- [YOUR GOAL]: Among the entries below, find the lines that hold the word "icon" and report them.

- [PROVIDED INFORMATION]:
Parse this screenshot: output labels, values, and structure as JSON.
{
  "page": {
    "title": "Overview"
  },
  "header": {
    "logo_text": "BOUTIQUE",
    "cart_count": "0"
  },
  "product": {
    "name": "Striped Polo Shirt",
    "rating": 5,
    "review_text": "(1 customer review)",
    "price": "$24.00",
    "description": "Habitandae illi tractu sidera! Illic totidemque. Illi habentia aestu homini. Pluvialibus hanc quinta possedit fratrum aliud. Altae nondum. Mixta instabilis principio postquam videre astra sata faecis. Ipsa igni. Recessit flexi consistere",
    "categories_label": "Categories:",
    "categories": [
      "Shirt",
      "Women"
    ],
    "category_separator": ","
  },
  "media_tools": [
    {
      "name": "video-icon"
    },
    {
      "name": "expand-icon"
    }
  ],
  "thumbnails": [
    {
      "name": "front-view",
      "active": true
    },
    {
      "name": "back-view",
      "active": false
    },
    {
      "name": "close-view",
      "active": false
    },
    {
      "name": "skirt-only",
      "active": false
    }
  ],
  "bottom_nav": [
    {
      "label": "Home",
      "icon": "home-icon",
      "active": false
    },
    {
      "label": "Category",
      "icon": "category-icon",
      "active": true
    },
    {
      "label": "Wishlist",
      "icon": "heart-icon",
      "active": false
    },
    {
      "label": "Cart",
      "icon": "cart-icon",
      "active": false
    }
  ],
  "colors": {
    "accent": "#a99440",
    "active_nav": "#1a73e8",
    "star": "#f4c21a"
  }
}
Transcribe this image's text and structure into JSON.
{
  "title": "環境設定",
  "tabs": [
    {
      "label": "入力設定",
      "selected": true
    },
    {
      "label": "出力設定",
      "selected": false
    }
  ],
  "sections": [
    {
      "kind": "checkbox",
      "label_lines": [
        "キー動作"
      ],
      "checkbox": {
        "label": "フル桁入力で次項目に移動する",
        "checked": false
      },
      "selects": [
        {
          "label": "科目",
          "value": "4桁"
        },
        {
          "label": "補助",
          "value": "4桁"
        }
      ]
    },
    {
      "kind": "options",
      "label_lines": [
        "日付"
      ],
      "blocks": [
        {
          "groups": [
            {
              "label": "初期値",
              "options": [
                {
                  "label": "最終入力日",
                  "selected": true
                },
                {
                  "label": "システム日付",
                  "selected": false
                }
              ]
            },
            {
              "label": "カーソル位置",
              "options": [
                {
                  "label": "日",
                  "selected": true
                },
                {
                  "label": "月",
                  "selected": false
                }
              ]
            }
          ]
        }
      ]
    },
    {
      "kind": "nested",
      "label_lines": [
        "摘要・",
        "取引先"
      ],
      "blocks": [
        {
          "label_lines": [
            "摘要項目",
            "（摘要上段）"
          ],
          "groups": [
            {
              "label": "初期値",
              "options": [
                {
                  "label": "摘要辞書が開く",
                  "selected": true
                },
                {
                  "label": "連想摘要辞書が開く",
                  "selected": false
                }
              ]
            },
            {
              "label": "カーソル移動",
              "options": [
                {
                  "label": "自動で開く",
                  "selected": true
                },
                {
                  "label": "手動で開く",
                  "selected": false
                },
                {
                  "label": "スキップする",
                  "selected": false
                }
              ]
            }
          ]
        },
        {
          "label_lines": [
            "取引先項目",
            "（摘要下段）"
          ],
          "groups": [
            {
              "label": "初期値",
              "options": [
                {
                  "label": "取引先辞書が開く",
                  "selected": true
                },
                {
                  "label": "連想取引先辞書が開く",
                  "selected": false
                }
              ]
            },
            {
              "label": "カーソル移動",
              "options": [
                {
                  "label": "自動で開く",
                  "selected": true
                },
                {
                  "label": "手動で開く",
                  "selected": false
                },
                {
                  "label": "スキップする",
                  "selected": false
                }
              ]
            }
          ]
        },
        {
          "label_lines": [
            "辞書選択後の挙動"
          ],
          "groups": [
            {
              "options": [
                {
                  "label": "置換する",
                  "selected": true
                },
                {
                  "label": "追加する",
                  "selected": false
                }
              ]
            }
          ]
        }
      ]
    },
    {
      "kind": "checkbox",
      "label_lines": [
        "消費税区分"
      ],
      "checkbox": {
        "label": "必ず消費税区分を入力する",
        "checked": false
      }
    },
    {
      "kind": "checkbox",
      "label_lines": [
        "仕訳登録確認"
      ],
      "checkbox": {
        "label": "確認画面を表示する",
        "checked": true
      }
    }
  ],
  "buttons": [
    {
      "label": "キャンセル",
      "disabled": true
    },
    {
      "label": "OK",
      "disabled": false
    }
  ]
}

- [RESPONSE BELOW]:
      "name": "video-icon"
      "name": "expand-icon"
      "icon": "home-icon",
      "icon": "category-icon",
      "icon": "heart-icon",
      "icon": "cart-icon",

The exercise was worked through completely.